Stored records
☆ ☆ ☆

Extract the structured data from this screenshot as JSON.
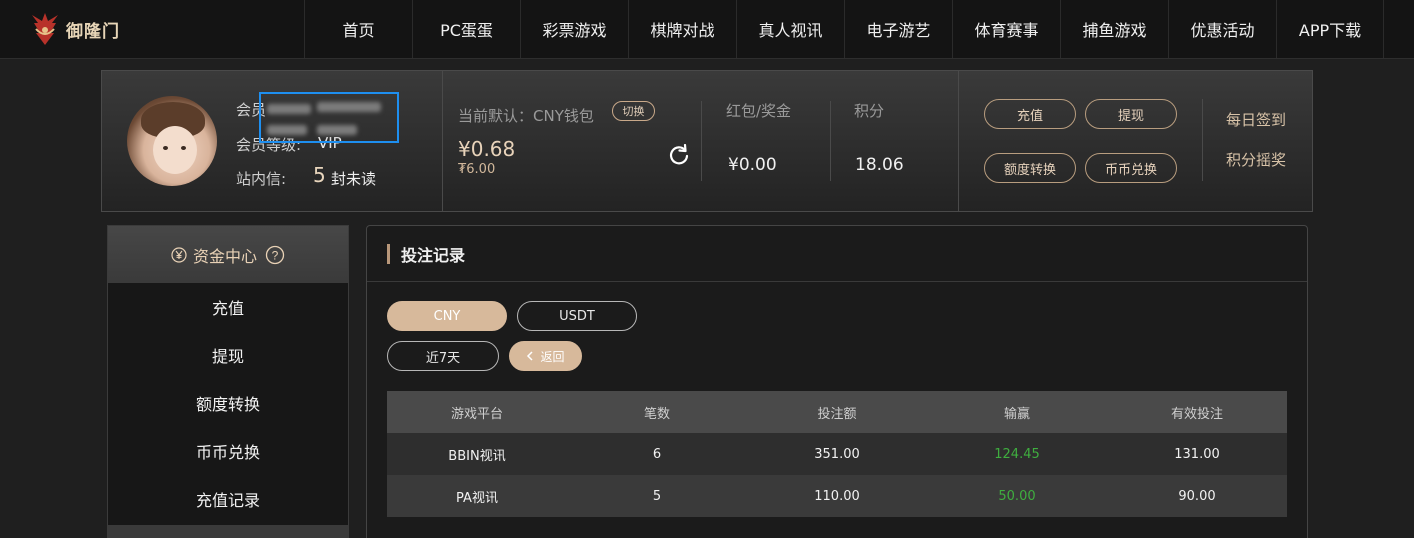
{
  "brand": {
    "logo_text": "御隆门"
  },
  "nav": {
    "items": [
      {
        "label": "首页"
      },
      {
        "label": "PC蛋蛋"
      },
      {
        "label": "彩票游戏"
      },
      {
        "label": "棋牌对战"
      },
      {
        "label": "真人视讯"
      },
      {
        "label": "电子游艺"
      },
      {
        "label": "体育赛事"
      },
      {
        "label": "捕鱼游戏"
      },
      {
        "label": "优惠活动"
      },
      {
        "label": "APP下载"
      }
    ]
  },
  "profile": {
    "member_label": "会员",
    "level_label": "会员等级:",
    "level_value": "VIP",
    "mail_label": "站内信:",
    "mail_count": "5",
    "mail_suffix": "封未读",
    "wallet_label": "当前默认：CNY钱包",
    "switch_label": "切换",
    "balance": "¥0.68",
    "balance_sub": "₮6.00",
    "bonus_label": "红包/奖金",
    "bonus_value": "¥0.00",
    "points_label": "积分",
    "points_value": "18.06",
    "buttons": {
      "deposit": "充值",
      "withdraw": "提现",
      "transfer": "额度转换",
      "exchange": "币币兑换"
    },
    "daily_checkin": "每日签到",
    "points_lottery": "积分摇奖"
  },
  "sidebar": {
    "title": "资金中心",
    "items": [
      {
        "label": "充值"
      },
      {
        "label": "提现"
      },
      {
        "label": "额度转换"
      },
      {
        "label": "币币兑换"
      },
      {
        "label": "充值记录"
      }
    ]
  },
  "main": {
    "title": "投注记录",
    "currency_tabs": [
      {
        "label": "CNY",
        "active": true
      },
      {
        "label": "USDT",
        "active": false
      }
    ],
    "range_label": "近7天",
    "back_label": "返回",
    "table": {
      "headers": [
        "游戏平台",
        "笔数",
        "投注额",
        "输赢",
        "有效投注"
      ],
      "rows": [
        {
          "platform": "BBIN视讯",
          "count": "6",
          "amount": "351.00",
          "winloss": "124.45",
          "valid": "131.00"
        },
        {
          "platform": "PA视讯",
          "count": "5",
          "amount": "110.00",
          "winloss": "50.00",
          "valid": "90.00"
        }
      ]
    }
  },
  "colors": {
    "accent_gold": "#d7b99b",
    "win_green": "#3fae3f",
    "highlight_blue": "#1e8ff0"
  }
}
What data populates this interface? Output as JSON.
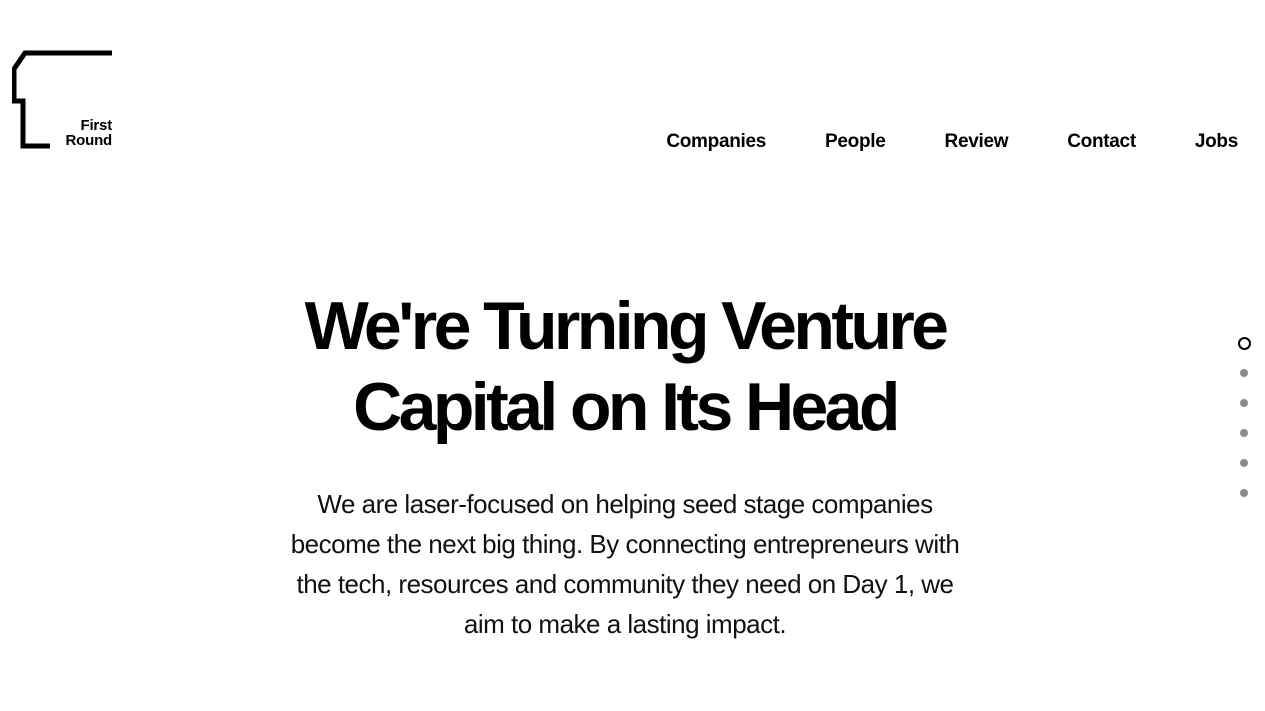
{
  "brand": {
    "line1": "First",
    "line2": "Round"
  },
  "nav": {
    "items": [
      "Companies",
      "People",
      "Review",
      "Contact",
      "Jobs"
    ]
  },
  "hero": {
    "title_line1": "We're Turning Venture",
    "title_line2": "Capital on Its Head",
    "body": "We are laser-focused on helping seed stage companies become the next big thing. By connecting entrepreneurs with the tech, resources and community they need on Day 1, we aim to make a lasting impact."
  },
  "section_dots": {
    "count": 6,
    "active_index": 0
  },
  "colors": {
    "text": "#000000",
    "background": "#ffffff",
    "inactive_dot": "#8c8c8c"
  }
}
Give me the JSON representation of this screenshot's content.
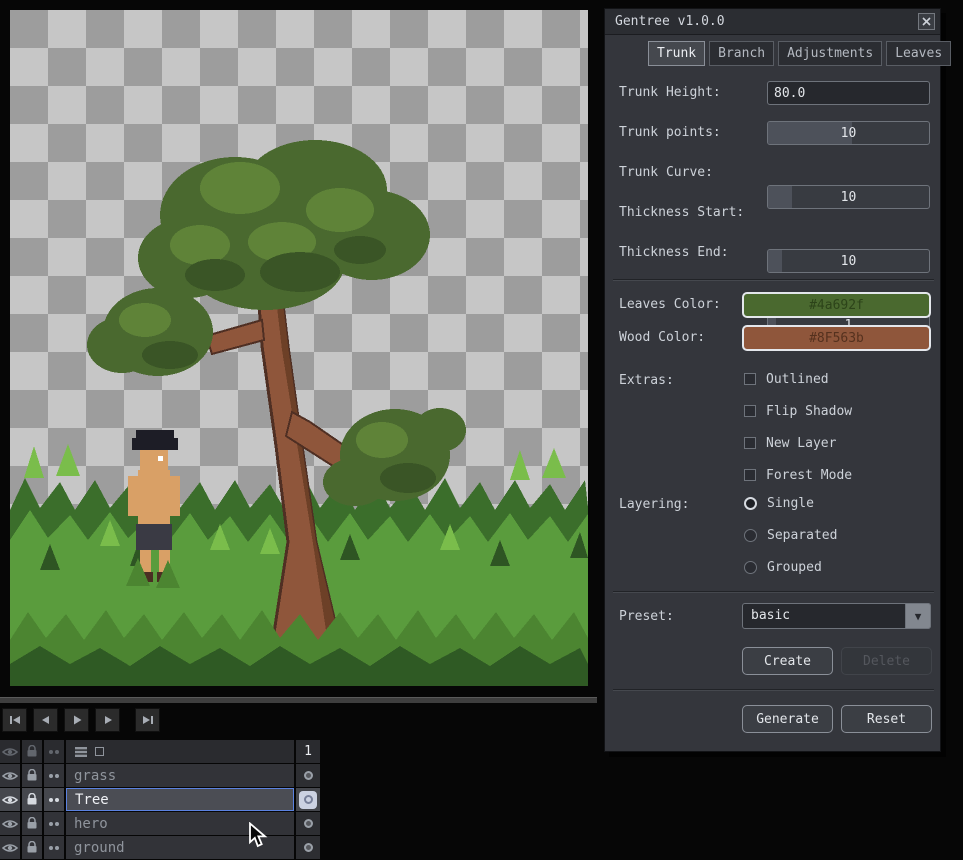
{
  "dialog": {
    "title": "Gentree v1.0.0",
    "tabs": [
      {
        "label": "Trunk"
      },
      {
        "label": "Branch"
      },
      {
        "label": "Adjustments"
      },
      {
        "label": "Leaves"
      }
    ],
    "trunk": {
      "height": {
        "label": "Trunk Height:",
        "value": "80.0"
      },
      "points": {
        "label": "Trunk points:",
        "value": "10",
        "fill": 52
      },
      "curve": {
        "label": "Trunk Curve:",
        "value": "10",
        "fill": 15
      },
      "thickness_start": {
        "label": "Thickness Start:",
        "value": "10",
        "fill": 9
      },
      "thickness_end": {
        "label": "Thickness End:",
        "value": "1",
        "fill": 5
      }
    },
    "colors": {
      "leaves": {
        "label": "Leaves Color:",
        "value": "#4a692f",
        "hex": "#4a692f"
      },
      "wood": {
        "label": "Wood Color:",
        "value": "#8F563b",
        "hex": "#8f563b"
      }
    },
    "extras": {
      "label": "Extras:",
      "options": [
        "Outlined",
        "Flip Shadow",
        "New Layer",
        "Forest Mode"
      ]
    },
    "layering": {
      "label": "Layering:",
      "options": [
        "Single",
        "Separated",
        "Grouped"
      ],
      "selected": "Single"
    },
    "preset": {
      "label": "Preset:",
      "value": "basic"
    },
    "preset_buttons": {
      "create": "Create",
      "delete": "Delete"
    },
    "footer_buttons": {
      "generate": "Generate",
      "reset": "Reset"
    }
  },
  "timeline": {
    "frame": "1",
    "selected_layer": "Tree",
    "layers": [
      {
        "name": "grass"
      },
      {
        "name": "Tree"
      },
      {
        "name": "hero"
      },
      {
        "name": "ground"
      }
    ]
  },
  "canvas": {
    "leaves_color": "#4a692f",
    "wood_color": "#8f563b",
    "grass_color": "#5a9c3d"
  }
}
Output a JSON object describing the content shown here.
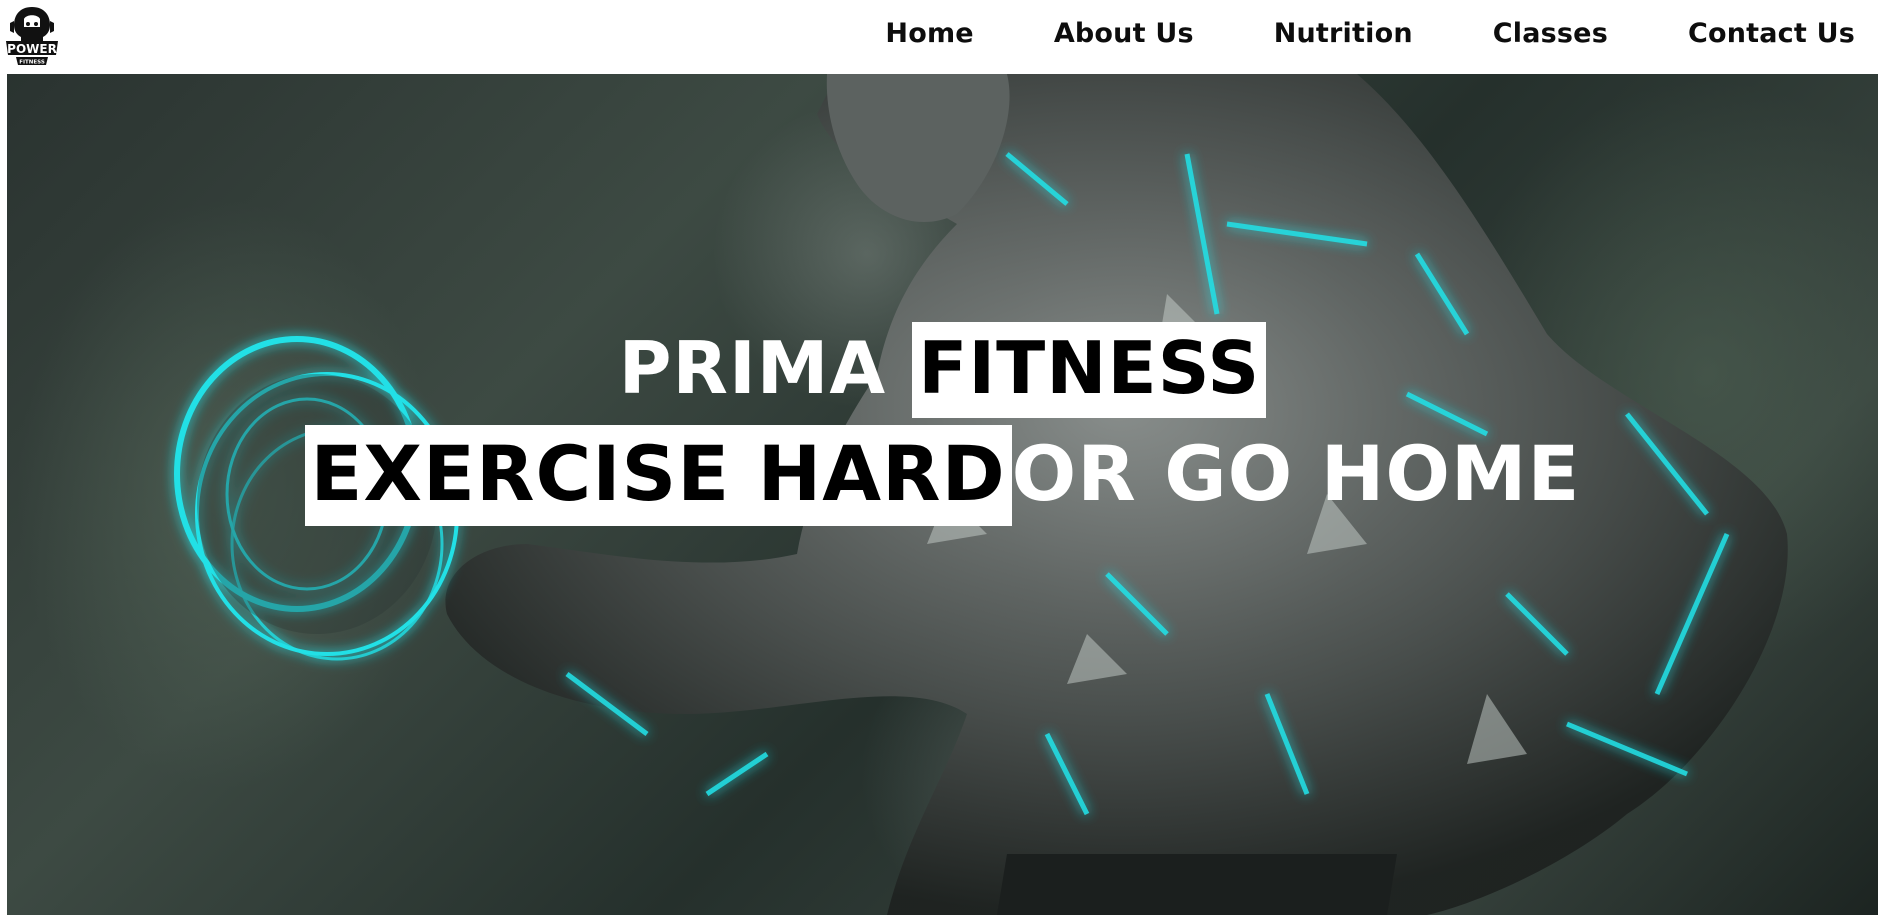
{
  "header": {
    "logo": {
      "icon": "power-fitness-logo",
      "text_top": "POWER",
      "text_bottom": "FITNESS"
    },
    "nav": {
      "items": [
        {
          "label": "Home"
        },
        {
          "label": "About Us"
        },
        {
          "label": "Nutrition"
        },
        {
          "label": "Classes"
        },
        {
          "label": "Contact Us"
        }
      ]
    }
  },
  "hero": {
    "image": "bodybuilder-with-dumbbell-illustration",
    "title_line1": {
      "part_white_text": "PRIMA ",
      "part_highlight": "FITNESS"
    },
    "title_line2": {
      "part_highlight": "EXERCISE HARD",
      "part_white_text": "OR GO HOME"
    }
  },
  "colors": {
    "nav_text": "#0d0d0d",
    "accent_glow": "#22e0e6",
    "highlight_bg": "#ffffff",
    "highlight_text": "#000000"
  }
}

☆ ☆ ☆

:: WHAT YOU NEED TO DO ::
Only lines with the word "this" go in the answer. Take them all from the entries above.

:: COMPLETED TASK ::
Extract the structured data from this screenshot as JSON.
What data populates this interface? Output as JSON.
Give me the JSON representation of this screenshot's content.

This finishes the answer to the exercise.